Topics: nutrition gut health whole foods fruits and vegetables plant-based

Choose Foods That Naturally Detox for Healthy Eating

I’m sure you have seen or read about celebrities doing detox diets and cleanses before awards shows. Maybe you have thought about trying one of these crazy and wacky things yourself. Most of these diets are very low-calorie and can be dangerous if followed for an extended period of time.

Some foods that you probably already have at home, however, can help to naturally detox your body. These foods, along with a balanced-nutrition diet and exercise, can help you feel energized and refreshed again!

Lemon water: Lemons are high in vitamin C, which helps the body detox and burn fat. Also, citrus fruits are rich in the antioxidant d-limonene, a powerful compound found in the peel that stimulates liver enzymes to help flush toxins from the body and gives sluggish bowels a kickstart.

Cruciferous veggies like cabbage and Brussels sprouts: Due to the high amounts of fiber in these veggies, they help with gut health, kidney health, and liver health by keeping the body regular and removing toxins and waste. These foods also contain the phytochemical sulforaphane, which studies suggest may keep pre-carcinogenic cells from negatively affecting other cells in the body, so it supports healthy functions of all of your organs.

Artichokes: These green guys are high in inulin, which is a prebiotic that helps to form the probiotics (good bacteria) in your gut. This allows more nutrients to be metabolized and takes some of the work off of the liver. They are also high in cynarin, an acid that helps the liver to break down fatty foods.

Beets: This red root veggie is full of betacyanin, which has cancer-fighting properties, along with magnesium, iron, zinc, and calcium to help flush out toxins. This antioxidant also helps the liver and gallbladder eliminate bile from the body.

Ginger: Ginger is great for the liver because it helps to get rid of free radicals that have built up in the body. It also has been found to spike your metabolism and keeps your appetite in check.   

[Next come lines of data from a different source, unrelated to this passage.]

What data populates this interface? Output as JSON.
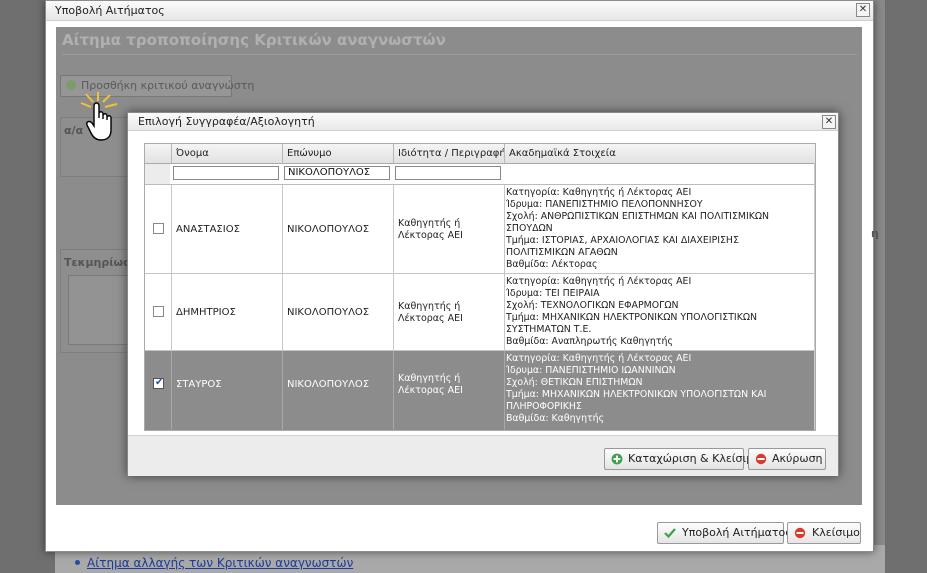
{
  "background_page": {
    "link_text": "Αίτημα αλλαγής των Κριτικών αναγνωστών"
  },
  "outer_dialog": {
    "title": "Υποβολή Αιτήματος",
    "heading": "Αίτημα τροποποίησης Κριτικών αναγνωστών",
    "add_reviewer_label": "Προσθήκη κριτικού αναγνώστη",
    "box1_label": "α/α",
    "box2_label": "Τεκμηρίωση",
    "right_label": "η",
    "submit_label": "Υποβολή Αιτήματος",
    "close_label": "Κλείσιμο"
  },
  "inner_dialog": {
    "title": "Επιλογή Συγγραφέα/Αξιολογητή",
    "columns": [
      "Όνομα",
      "Επώνυμο",
      "Ιδιότητα / Περιγραφή",
      "Ακαδημαϊκά Στοιχεία"
    ],
    "filters": {
      "first_name": "",
      "last_name": "ΝΙΚΟΛΟΠΟΥΛΟΣ",
      "role": ""
    },
    "rows": [
      {
        "selected": false,
        "first_name": "ΑΝΑΣΤΑΣΙΟΣ",
        "last_name": "ΝΙΚΟΛΟΠΟΥΛΟΣ",
        "role": "Καθηγητής ή Λέκτορας ΑΕΙ",
        "academic": [
          "Κατηγορία: Καθηγητής ή Λέκτορας ΑΕΙ",
          "Ίδρυμα: ΠΑΝΕΠΙΣΤΗΜΙΟ ΠΕΛΟΠΟΝΝΗΣΟΥ",
          "Σχολή: ΑΝΘΡΩΠΙΣΤΙΚΩΝ ΕΠΙΣΤΗΜΩΝ ΚΑΙ ΠΟΛΙΤΙΣΜΙΚΩΝ ΣΠΟΥΔΩΝ",
          "Τμήμα: ΙΣΤΟΡΙΑΣ, ΑΡΧΑΙΟΛΟΓΙΑΣ ΚΑΙ ΔΙΑΧΕΙΡΙΣΗΣ ΠΟΛΙΤΙΣΜΙΚΩΝ ΑΓΑΘΩΝ",
          "Βαθμίδα: Λέκτορας"
        ]
      },
      {
        "selected": false,
        "first_name": "ΔΗΜΗΤΡΙΟΣ",
        "last_name": "ΝΙΚΟΛΟΠΟΥΛΟΣ",
        "role": "Καθηγητής ή Λέκτορας ΑΕΙ",
        "academic": [
          "Κατηγορία: Καθηγητής ή Λέκτορας ΑΕΙ",
          "Ίδρυμα: ΤΕΙ ΠΕΙΡΑΙΑ",
          "Σχολή: ΤΕΧΝΟΛΟΓΙΚΩΝ ΕΦΑΡΜΟΓΩΝ",
          "Τμήμα: ΜΗΧΑΝΙΚΩΝ ΗΛΕΚΤΡΟΝΙΚΩΝ ΥΠΟΛΟΓΙΣΤΙΚΩΝ ΣΥΣΤΗΜΑΤΩΝ Τ.Ε.",
          "Βαθμίδα: Αναπληρωτής Καθηγητής"
        ]
      },
      {
        "selected": true,
        "first_name": "ΣΤΑΥΡΟΣ",
        "last_name": "ΝΙΚΟΛΟΠΟΥΛΟΣ",
        "role": "Καθηγητής ή Λέκτορας ΑΕΙ",
        "academic": [
          "Κατηγορία: Καθηγητής ή Λέκτορας ΑΕΙ",
          "Ίδρυμα: ΠΑΝΕΠΙΣΤΗΜΙΟ ΙΩΑΝΝΙΝΩΝ",
          "Σχολή: ΘΕΤΙΚΩΝ ΕΠΙΣΤΗΜΩΝ",
          "Τμήμα: ΜΗΧΑΝΙΚΩΝ ΗΛΕΚΤΡΟΝΙΚΩΝ ΥΠΟΛΟΓΙΣΤΩΝ ΚΑΙ ΠΛΗΡΟΦΟΡΙΚΗΣ",
          "Βαθμίδα: Καθηγητής"
        ]
      }
    ],
    "save_close_label": "Καταχώριση & Κλείσιμο",
    "cancel_label": "Ακύρωση"
  },
  "colors": {
    "overlay": "#8c8c8c",
    "selected_row": "#8c8c8c",
    "link": "#1c3c9c",
    "ok_icon": "#3da14a",
    "cancel_icon": "#d83a2c"
  },
  "icons": {
    "add": "plus-circle-icon",
    "submit": "checkmark-icon",
    "close": "no-entry-icon",
    "save": "plus-circle-icon",
    "cancel": "no-entry-icon",
    "cursor": "hand-pointer-icon"
  }
}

Green tea: Drinking liquids is always a wonderful and natural detox, and adding green tea to your water is extra helpful. It is high in catechin, a flavonoid, which speeds up liver activity and increases the production of detoxification enzymes.

Whole grains such as oats: Anytime you choose whole grains over refined grains you are certain to increase your amount of fiber, and oats are loaded with soluble fiber, which slows the rate of food absorption. This helps to promote healthy gut functioning and stimulates bile excretion by the liver. Also, the insoluble fiber helps to keep you regular, and which can then help you avoid bloating or constipation.

Skip the starvation detox diets and try some of these options the next time you feel like your body needs a cleanse!

What did you eat today? Don’t underestimate the role that proper nutrition plays in your health and fitness. Contact Lindsey Hehman lhehman@nifs.org or Judy Porter at  jporter@nifs.org for a nutrition coaching session.

Schedule a Nutrition Coaching Session

This blog was written by Angie Mitchell, RD, Wellness Coordinator. To find out more about the NIFS bloggers, click here.

Topics: nutrition healthy eating digestion clean eating fiber gut health